Scan the entries below and extract each line with the word "Amount" in it.

::::::

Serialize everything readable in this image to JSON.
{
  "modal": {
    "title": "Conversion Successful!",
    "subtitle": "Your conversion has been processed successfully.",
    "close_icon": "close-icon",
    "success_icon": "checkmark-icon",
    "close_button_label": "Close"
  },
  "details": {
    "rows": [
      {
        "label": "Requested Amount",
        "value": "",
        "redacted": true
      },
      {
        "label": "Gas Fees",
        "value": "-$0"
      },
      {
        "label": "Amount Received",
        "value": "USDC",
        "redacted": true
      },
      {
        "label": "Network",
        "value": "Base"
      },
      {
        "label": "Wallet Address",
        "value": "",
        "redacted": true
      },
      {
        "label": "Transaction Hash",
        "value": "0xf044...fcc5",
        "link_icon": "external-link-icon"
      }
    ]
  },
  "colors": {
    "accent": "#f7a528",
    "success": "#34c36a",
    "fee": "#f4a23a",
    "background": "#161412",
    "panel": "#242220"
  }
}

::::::

● **Solution**:
        "label": "Requested Amount",
        "label": "Amount Received",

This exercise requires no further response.